━━━━━ Extracted data

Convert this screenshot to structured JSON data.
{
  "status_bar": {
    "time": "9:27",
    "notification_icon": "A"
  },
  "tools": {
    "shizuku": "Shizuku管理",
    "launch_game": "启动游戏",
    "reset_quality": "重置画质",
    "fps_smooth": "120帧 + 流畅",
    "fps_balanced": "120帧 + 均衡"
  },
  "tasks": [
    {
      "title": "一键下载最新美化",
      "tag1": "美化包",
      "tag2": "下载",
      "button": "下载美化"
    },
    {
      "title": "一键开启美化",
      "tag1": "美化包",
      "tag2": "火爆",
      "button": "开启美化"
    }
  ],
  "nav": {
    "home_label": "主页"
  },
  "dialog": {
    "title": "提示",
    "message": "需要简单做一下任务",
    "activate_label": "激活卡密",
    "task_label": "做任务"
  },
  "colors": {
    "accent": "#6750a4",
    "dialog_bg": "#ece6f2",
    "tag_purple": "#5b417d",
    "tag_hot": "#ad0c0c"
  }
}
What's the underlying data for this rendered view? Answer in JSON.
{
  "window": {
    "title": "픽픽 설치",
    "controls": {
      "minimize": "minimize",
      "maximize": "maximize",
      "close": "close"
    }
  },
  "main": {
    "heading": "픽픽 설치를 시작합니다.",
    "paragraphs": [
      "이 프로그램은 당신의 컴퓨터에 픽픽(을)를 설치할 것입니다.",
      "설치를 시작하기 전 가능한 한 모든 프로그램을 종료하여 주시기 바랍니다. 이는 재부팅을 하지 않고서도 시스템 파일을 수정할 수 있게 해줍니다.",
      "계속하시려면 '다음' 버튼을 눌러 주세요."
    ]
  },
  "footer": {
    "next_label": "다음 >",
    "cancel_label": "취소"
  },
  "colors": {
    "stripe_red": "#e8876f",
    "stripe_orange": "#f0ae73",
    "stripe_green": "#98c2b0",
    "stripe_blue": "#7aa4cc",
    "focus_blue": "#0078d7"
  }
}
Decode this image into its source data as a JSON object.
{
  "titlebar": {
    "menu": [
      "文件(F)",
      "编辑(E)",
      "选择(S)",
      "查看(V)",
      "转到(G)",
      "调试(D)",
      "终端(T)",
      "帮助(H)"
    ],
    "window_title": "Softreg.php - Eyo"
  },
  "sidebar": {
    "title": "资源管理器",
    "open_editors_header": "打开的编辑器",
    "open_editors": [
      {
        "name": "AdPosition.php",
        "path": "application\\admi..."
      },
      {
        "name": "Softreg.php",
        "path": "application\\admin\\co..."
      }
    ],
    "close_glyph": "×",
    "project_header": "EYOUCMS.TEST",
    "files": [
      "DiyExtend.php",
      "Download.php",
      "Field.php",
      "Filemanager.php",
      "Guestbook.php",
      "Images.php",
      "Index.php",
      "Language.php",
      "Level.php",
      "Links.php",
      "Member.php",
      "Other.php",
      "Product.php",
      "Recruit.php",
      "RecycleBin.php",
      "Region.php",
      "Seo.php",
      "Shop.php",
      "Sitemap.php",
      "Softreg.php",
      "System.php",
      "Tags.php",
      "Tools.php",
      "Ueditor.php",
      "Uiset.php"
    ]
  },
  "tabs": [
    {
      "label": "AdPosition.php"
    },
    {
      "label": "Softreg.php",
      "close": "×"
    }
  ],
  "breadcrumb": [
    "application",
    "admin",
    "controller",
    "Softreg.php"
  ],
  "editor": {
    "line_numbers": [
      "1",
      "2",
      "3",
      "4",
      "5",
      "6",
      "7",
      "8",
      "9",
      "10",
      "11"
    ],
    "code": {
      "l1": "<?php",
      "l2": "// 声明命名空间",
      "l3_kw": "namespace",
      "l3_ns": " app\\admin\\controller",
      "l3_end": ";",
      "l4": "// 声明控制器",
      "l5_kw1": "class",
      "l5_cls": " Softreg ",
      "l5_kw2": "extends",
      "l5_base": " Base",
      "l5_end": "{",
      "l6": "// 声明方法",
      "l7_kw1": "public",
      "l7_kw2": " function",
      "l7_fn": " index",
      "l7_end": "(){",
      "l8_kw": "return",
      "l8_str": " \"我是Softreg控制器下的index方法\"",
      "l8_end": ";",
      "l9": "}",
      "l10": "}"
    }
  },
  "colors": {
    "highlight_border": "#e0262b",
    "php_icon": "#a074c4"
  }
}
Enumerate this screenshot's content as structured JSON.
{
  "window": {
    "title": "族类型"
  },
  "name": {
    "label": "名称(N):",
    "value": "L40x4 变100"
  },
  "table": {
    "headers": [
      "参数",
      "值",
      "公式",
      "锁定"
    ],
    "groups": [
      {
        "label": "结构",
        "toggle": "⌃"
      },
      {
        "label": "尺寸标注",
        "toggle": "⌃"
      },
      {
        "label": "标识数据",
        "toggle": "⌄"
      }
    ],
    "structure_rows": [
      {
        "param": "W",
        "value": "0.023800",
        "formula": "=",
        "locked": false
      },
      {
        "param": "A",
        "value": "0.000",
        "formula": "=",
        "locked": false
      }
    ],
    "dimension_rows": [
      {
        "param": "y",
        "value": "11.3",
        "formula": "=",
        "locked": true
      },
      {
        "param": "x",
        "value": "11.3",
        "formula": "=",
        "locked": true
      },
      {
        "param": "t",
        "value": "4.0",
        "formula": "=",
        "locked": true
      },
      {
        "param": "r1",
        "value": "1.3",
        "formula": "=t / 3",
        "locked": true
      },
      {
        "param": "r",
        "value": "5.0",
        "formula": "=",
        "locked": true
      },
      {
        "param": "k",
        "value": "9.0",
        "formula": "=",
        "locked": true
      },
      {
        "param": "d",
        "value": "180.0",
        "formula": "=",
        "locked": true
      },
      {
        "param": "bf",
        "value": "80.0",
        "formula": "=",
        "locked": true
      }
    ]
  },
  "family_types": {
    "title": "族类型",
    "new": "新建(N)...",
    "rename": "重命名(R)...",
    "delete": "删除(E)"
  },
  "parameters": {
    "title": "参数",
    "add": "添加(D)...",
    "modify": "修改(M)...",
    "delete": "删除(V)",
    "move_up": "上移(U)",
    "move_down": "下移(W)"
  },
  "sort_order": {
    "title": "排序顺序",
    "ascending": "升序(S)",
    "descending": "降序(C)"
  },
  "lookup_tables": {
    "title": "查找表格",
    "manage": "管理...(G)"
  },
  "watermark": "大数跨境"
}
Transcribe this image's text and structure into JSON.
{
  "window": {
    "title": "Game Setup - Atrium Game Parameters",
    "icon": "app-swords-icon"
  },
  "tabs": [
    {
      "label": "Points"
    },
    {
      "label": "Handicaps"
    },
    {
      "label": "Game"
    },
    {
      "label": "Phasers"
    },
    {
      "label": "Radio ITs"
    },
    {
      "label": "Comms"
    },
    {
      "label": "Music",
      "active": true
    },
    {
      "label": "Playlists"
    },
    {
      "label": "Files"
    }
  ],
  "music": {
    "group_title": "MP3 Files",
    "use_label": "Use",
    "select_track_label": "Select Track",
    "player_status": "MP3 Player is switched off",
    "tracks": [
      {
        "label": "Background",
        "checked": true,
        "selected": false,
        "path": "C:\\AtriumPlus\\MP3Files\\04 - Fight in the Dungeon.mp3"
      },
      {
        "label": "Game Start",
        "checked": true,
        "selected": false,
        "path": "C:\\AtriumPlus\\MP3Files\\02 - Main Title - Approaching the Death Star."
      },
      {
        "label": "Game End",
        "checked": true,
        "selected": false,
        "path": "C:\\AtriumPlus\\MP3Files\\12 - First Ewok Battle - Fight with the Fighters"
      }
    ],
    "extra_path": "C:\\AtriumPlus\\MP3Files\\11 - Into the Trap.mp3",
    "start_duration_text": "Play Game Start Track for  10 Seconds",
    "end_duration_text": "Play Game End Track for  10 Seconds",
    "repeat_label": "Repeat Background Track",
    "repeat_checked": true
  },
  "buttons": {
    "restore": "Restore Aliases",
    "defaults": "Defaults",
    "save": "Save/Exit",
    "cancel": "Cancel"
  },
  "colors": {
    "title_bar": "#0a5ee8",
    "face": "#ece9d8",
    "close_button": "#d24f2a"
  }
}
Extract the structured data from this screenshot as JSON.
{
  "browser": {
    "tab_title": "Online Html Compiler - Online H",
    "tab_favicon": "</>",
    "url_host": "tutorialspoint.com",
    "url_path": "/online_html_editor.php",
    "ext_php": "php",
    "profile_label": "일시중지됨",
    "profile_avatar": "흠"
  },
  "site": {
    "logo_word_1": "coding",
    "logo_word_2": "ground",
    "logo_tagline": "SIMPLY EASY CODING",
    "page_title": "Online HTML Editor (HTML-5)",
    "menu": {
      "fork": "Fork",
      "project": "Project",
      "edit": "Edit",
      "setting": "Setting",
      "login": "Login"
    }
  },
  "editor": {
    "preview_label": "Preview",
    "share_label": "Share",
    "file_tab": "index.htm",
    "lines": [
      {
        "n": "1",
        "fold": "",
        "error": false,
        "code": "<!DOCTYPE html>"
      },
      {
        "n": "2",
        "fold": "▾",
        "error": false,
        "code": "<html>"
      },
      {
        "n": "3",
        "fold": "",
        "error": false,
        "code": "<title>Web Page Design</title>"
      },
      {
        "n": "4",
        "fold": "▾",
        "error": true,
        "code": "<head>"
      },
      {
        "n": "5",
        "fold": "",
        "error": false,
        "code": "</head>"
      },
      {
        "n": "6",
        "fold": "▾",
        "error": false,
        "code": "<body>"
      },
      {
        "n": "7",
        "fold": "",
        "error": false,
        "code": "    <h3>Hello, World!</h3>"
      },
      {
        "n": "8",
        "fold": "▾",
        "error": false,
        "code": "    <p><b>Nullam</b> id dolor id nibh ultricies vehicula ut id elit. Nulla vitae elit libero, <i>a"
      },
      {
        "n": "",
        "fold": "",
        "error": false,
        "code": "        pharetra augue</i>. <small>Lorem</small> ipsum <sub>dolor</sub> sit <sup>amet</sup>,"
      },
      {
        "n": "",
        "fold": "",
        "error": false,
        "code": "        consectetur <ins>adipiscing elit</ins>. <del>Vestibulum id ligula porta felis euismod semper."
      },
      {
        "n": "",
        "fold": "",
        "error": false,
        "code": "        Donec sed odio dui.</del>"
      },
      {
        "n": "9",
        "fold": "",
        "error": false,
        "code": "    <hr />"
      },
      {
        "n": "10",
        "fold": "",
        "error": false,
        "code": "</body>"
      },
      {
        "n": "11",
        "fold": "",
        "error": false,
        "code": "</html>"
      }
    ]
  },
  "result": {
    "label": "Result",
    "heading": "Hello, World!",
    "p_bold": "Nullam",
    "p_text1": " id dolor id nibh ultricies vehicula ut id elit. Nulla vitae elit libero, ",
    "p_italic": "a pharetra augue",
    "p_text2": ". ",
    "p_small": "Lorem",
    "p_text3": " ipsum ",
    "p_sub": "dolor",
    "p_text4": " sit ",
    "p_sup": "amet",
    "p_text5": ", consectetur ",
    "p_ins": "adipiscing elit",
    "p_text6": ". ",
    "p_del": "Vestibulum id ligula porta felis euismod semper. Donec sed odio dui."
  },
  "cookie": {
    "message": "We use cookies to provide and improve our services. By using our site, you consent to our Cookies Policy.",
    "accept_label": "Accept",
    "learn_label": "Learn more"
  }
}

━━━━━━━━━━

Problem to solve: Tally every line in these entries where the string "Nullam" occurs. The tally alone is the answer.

Solution for this task: 2